__Required work__. The lines to copy are those in the records below that hold the word "style".
════════════════════
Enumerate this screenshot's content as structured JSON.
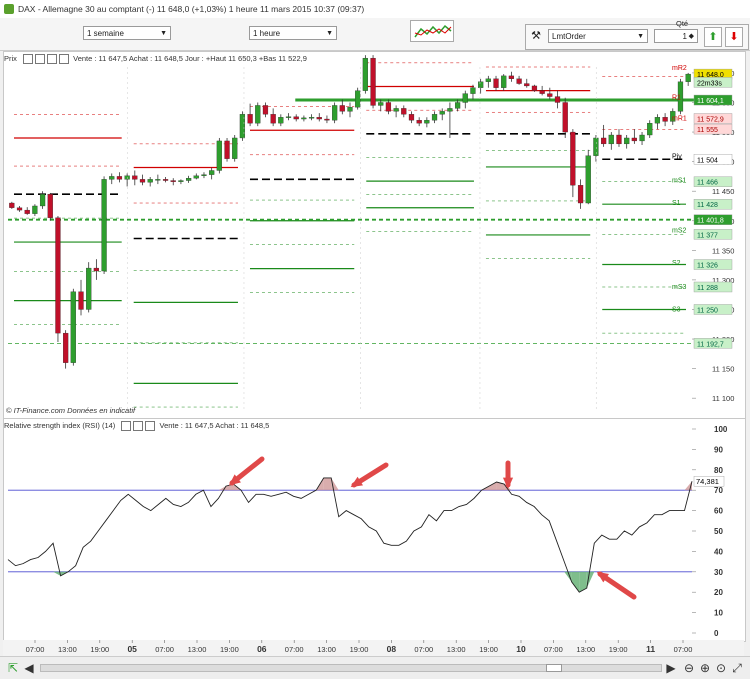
{
  "titlebar": {
    "text": "DAX - Allemagne 30 au comptant (-)    11 648,0 (+1,03%)    1 heure  11 mars 2015 10:37 (09:37)"
  },
  "toolbar": {
    "range_select": "1 semaine",
    "interval_select": "1 heure",
    "qty_label": "Qté",
    "order_type": "LmtOrder",
    "quantity": "1"
  },
  "price_panel": {
    "header_label": "Prix",
    "header_info": "Vente : 11 647,5  Achat : 11 648,5  Jour : +Haut 11 650,3 +Bas 11 522,9",
    "watermark": "© IT-Finance.com  Données en indicatif",
    "y_ticks": [
      "11 650",
      "11 600",
      "11 550",
      "11 500",
      "11 450",
      "11 400",
      "11 350",
      "11 300",
      "11 250",
      "11 200",
      "11 150",
      "11 100"
    ],
    "pivot_tags": [
      {
        "text": "mR2",
        "color": "#d00000"
      },
      {
        "text": "R1",
        "color": "#d00000"
      },
      {
        "text": "mR1",
        "color": "#d00000"
      },
      {
        "text": "Piv",
        "color": "#000000"
      },
      {
        "text": "mS1",
        "color": "#1a8a1a"
      },
      {
        "text": "S1",
        "color": "#1a8a1a"
      },
      {
        "text": "mS2",
        "color": "#1a8a1a"
      },
      {
        "text": "S2",
        "color": "#1a8a1a"
      },
      {
        "text": "mS3",
        "color": "#1a8a1a"
      },
      {
        "text": "S3",
        "color": "#1a8a1a"
      }
    ],
    "value_boxes": [
      {
        "text": "11 648,0",
        "bg": "#f0e000",
        "fg": "#000"
      },
      {
        "text": "22m33s",
        "bg": "#c8f0c8",
        "fg": "#000"
      },
      {
        "text": "11 604,1",
        "bg": "#2e9e2e",
        "fg": "#fff"
      },
      {
        "text": "11 572,9",
        "bg": "#ffd8d8",
        "fg": "#a00"
      },
      {
        "text": "11 555",
        "bg": "#ffd8d8",
        "fg": "#a00"
      },
      {
        "text": "11 504",
        "bg": "#ffffff",
        "fg": "#000"
      },
      {
        "text": "11 466",
        "bg": "#c8f0c8",
        "fg": "#064"
      },
      {
        "text": "11 428",
        "bg": "#c8f0c8",
        "fg": "#064"
      },
      {
        "text": "11 401,8",
        "bg": "#2e9e2e",
        "fg": "#fff"
      },
      {
        "text": "11 377",
        "bg": "#c8f0c8",
        "fg": "#064"
      },
      {
        "text": "11 326",
        "bg": "#c8f0c8",
        "fg": "#064"
      },
      {
        "text": "11 288",
        "bg": "#c8f0c8",
        "fg": "#064"
      },
      {
        "text": "11 250",
        "bg": "#c8f0c8",
        "fg": "#064"
      },
      {
        "text": "11 192,7",
        "bg": "#c8f0c8",
        "fg": "#064"
      }
    ]
  },
  "rsi_panel": {
    "header_label": "Relative strength index (RSI) (14)",
    "header_info": "Vente : 11 647,5  Achat : 11 648,5",
    "y_ticks": [
      "100",
      "90",
      "80",
      "70",
      "60",
      "50",
      "40",
      "30",
      "20",
      "10",
      "0"
    ],
    "current_value": "74,381",
    "overbought": 70,
    "oversold": 30
  },
  "x_axis": {
    "labels": [
      "07:00",
      "13:00",
      "19:00",
      "05",
      "07:00",
      "13:00",
      "19:00",
      "06",
      "07:00",
      "13:00",
      "19:00",
      "08",
      "07:00",
      "13:00",
      "19:00",
      "10",
      "07:00",
      "13:00",
      "19:00",
      "11",
      "07:00"
    ],
    "major": [
      "05",
      "06",
      "08",
      "10",
      "11"
    ]
  },
  "chart_data": [
    {
      "type": "candlestick",
      "title": "DAX - Allemagne 30 au comptant (-)",
      "ylim": [
        11080,
        11660
      ],
      "candles": [
        [
          11430,
          11432,
          11420,
          11422
        ],
        [
          11422,
          11425,
          11415,
          11418
        ],
        [
          11418,
          11423,
          11410,
          11412
        ],
        [
          11412,
          11428,
          11408,
          11425
        ],
        [
          11425,
          11450,
          11420,
          11445
        ],
        [
          11445,
          11447,
          11400,
          11405
        ],
        [
          11405,
          11408,
          11195,
          11210
        ],
        [
          11210,
          11215,
          11150,
          11160
        ],
        [
          11160,
          11285,
          11155,
          11280
        ],
        [
          11280,
          11300,
          11240,
          11250
        ],
        [
          11250,
          11330,
          11245,
          11320
        ],
        [
          11320,
          11335,
          11300,
          11315
        ],
        [
          11315,
          11475,
          11310,
          11470
        ],
        [
          11470,
          11480,
          11462,
          11475
        ],
        [
          11475,
          11482,
          11465,
          11470
        ],
        [
          11470,
          11480,
          11458,
          11476
        ],
        [
          11476,
          11485,
          11460,
          11470
        ],
        [
          11470,
          11478,
          11460,
          11465
        ],
        [
          11465,
          11474,
          11458,
          11470
        ],
        [
          11470,
          11478,
          11462,
          11470
        ],
        [
          11470,
          11474,
          11465,
          11468
        ],
        [
          11468,
          11472,
          11460,
          11466
        ],
        [
          11466,
          11470,
          11462,
          11468
        ],
        [
          11468,
          11476,
          11464,
          11472
        ],
        [
          11472,
          11480,
          11470,
          11476
        ],
        [
          11476,
          11482,
          11472,
          11478
        ],
        [
          11478,
          11490,
          11470,
          11485
        ],
        [
          11485,
          11540,
          11480,
          11535
        ],
        [
          11535,
          11540,
          11500,
          11505
        ],
        [
          11505,
          11545,
          11500,
          11540
        ],
        [
          11540,
          11585,
          11535,
          11580
        ],
        [
          11580,
          11598,
          11560,
          11565
        ],
        [
          11565,
          11600,
          11560,
          11595
        ],
        [
          11595,
          11600,
          11575,
          11580
        ],
        [
          11580,
          11590,
          11560,
          11565
        ],
        [
          11565,
          11580,
          11560,
          11575
        ],
        [
          11575,
          11582,
          11570,
          11576
        ],
        [
          11576,
          11580,
          11568,
          11572
        ],
        [
          11572,
          11578,
          11568,
          11574
        ],
        [
          11574,
          11580,
          11570,
          11575
        ],
        [
          11575,
          11582,
          11568,
          11572
        ],
        [
          11572,
          11578,
          11565,
          11570
        ],
        [
          11570,
          11600,
          11565,
          11595
        ],
        [
          11595,
          11605,
          11580,
          11585
        ],
        [
          11585,
          11600,
          11575,
          11592
        ],
        [
          11592,
          11625,
          11588,
          11620
        ],
        [
          11620,
          11680,
          11615,
          11675
        ],
        [
          11675,
          11680,
          11590,
          11595
        ],
        [
          11595,
          11605,
          11585,
          11600
        ],
        [
          11600,
          11605,
          11580,
          11585
        ],
        [
          11585,
          11595,
          11575,
          11590
        ],
        [
          11590,
          11595,
          11575,
          11580
        ],
        [
          11580,
          11585,
          11565,
          11570
        ],
        [
          11570,
          11575,
          11560,
          11565
        ],
        [
          11565,
          11575,
          11558,
          11570
        ],
        [
          11570,
          11585,
          11565,
          11580
        ],
        [
          11580,
          11590,
          11570,
          11585
        ],
        [
          11585,
          11600,
          11540,
          11590
        ],
        [
          11590,
          11605,
          11585,
          11600
        ],
        [
          11600,
          11620,
          11590,
          11615
        ],
        [
          11615,
          11630,
          11605,
          11625
        ],
        [
          11625,
          11640,
          11615,
          11635
        ],
        [
          11635,
          11645,
          11625,
          11640
        ],
        [
          11640,
          11645,
          11620,
          11625
        ],
        [
          11625,
          11648,
          11620,
          11645
        ],
        [
          11645,
          11652,
          11635,
          11640
        ],
        [
          11640,
          11645,
          11630,
          11632
        ],
        [
          11632,
          11640,
          11625,
          11628
        ],
        [
          11628,
          11630,
          11618,
          11620
        ],
        [
          11620,
          11628,
          11612,
          11615
        ],
        [
          11615,
          11625,
          11605,
          11610
        ],
        [
          11610,
          11620,
          11590,
          11600
        ],
        [
          11600,
          11608,
          11540,
          11550
        ],
        [
          11550,
          11555,
          11440,
          11460
        ],
        [
          11460,
          11470,
          11420,
          11430
        ],
        [
          11430,
          11520,
          11428,
          11510
        ],
        [
          11510,
          11545,
          11500,
          11540
        ],
        [
          11540,
          11562,
          11525,
          11530
        ],
        [
          11530,
          11550,
          11520,
          11545
        ],
        [
          11545,
          11555,
          11525,
          11530
        ],
        [
          11530,
          11545,
          11522,
          11540
        ],
        [
          11540,
          11555,
          11530,
          11535
        ],
        [
          11535,
          11550,
          11528,
          11545
        ],
        [
          11545,
          11570,
          11540,
          11565
        ],
        [
          11565,
          11580,
          11555,
          11575
        ],
        [
          11575,
          11582,
          11560,
          11568
        ],
        [
          11568,
          11590,
          11562,
          11585
        ],
        [
          11585,
          11640,
          11580,
          11635
        ],
        [
          11635,
          11650,
          11628,
          11648
        ]
      ],
      "levels": [
        {
          "segment": 0,
          "x_range": [
            0,
            0.175
          ],
          "values": [
            {
              "v": 11540,
              "kind": "R"
            },
            {
              "v": 11445,
              "kind": "Piv"
            },
            {
              "v": 11364,
              "kind": "S"
            },
            {
              "v": 11265,
              "kind": "S"
            }
          ]
        },
        {
          "segment": 1,
          "x_range": [
            0.175,
            0.345
          ],
          "values": [
            {
              "v": 11490,
              "kind": "R"
            },
            {
              "v": 11370,
              "kind": "Piv"
            },
            {
              "v": 11262,
              "kind": "S"
            },
            {
              "v": 11125,
              "kind": "S"
            }
          ]
        },
        {
          "segment": 2,
          "x_range": [
            0.345,
            0.515
          ],
          "values": [
            {
              "v": 11553,
              "kind": "R"
            },
            {
              "v": 11470,
              "kind": "Piv"
            },
            {
              "v": 11400,
              "kind": "S"
            },
            {
              "v": 11319,
              "kind": "S"
            }
          ]
        },
        {
          "segment": 3,
          "x_range": [
            0.515,
            0.69
          ],
          "values": [
            {
              "v": 11627,
              "kind": "R"
            },
            {
              "v": 11547,
              "kind": "Piv"
            },
            {
              "v": 11467,
              "kind": "S"
            },
            {
              "v": 11422,
              "kind": "S"
            }
          ]
        },
        {
          "segment": 4,
          "x_range": [
            0.69,
            0.86
          ],
          "values": [
            {
              "v": 11620,
              "kind": "R"
            },
            {
              "v": 11547,
              "kind": "Piv"
            },
            {
              "v": 11491,
              "kind": "S"
            },
            {
              "v": 11376,
              "kind": "S"
            }
          ]
        },
        {
          "segment": 5,
          "x_range": [
            0.86,
            1.0
          ],
          "values": [
            {
              "v": 11604,
              "kind": "R"
            },
            {
              "v": 11504,
              "kind": "Piv"
            },
            {
              "v": 11428,
              "kind": "S"
            },
            {
              "v": 11326,
              "kind": "S"
            },
            {
              "v": 11250,
              "kind": "S"
            }
          ]
        }
      ],
      "horizontal_lines": [
        {
          "v": 11604.1,
          "color": "#2e9e2e",
          "style": "solid-thick"
        },
        {
          "v": 11401.8,
          "color": "#2e9e2e",
          "style": "dashed-thick"
        },
        {
          "v": 11192.7,
          "color": "#2e9e2e",
          "style": "dashed-thin"
        }
      ]
    },
    {
      "type": "line",
      "title": "Relative strength index (RSI) (14)",
      "ylim": [
        0,
        100
      ],
      "bands": [
        30,
        70
      ],
      "values": [
        36,
        33,
        34,
        36,
        37,
        40,
        44,
        28,
        30,
        33,
        42,
        45,
        50,
        55,
        60,
        65,
        68,
        65,
        62,
        60,
        63,
        66,
        63,
        62,
        64,
        68,
        70,
        62,
        66,
        72,
        73,
        70,
        64,
        68,
        68,
        67,
        68,
        69,
        67,
        66,
        68,
        70,
        76,
        76,
        57,
        60,
        58,
        56,
        52,
        50,
        44,
        43,
        43,
        45,
        50,
        52,
        58,
        55,
        60,
        60,
        62,
        63,
        66,
        70,
        72,
        74,
        73,
        68,
        67,
        64,
        62,
        58,
        55,
        45,
        35,
        25,
        20,
        22,
        44,
        48,
        46,
        46,
        50,
        48,
        52,
        54,
        58,
        58,
        60,
        60,
        60,
        74.4
      ]
    }
  ]
}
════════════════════
__Solution to this exercise__.
          "style": "solid-thick"
          "style": "dashed-thick"
          "style": "dashed-thin"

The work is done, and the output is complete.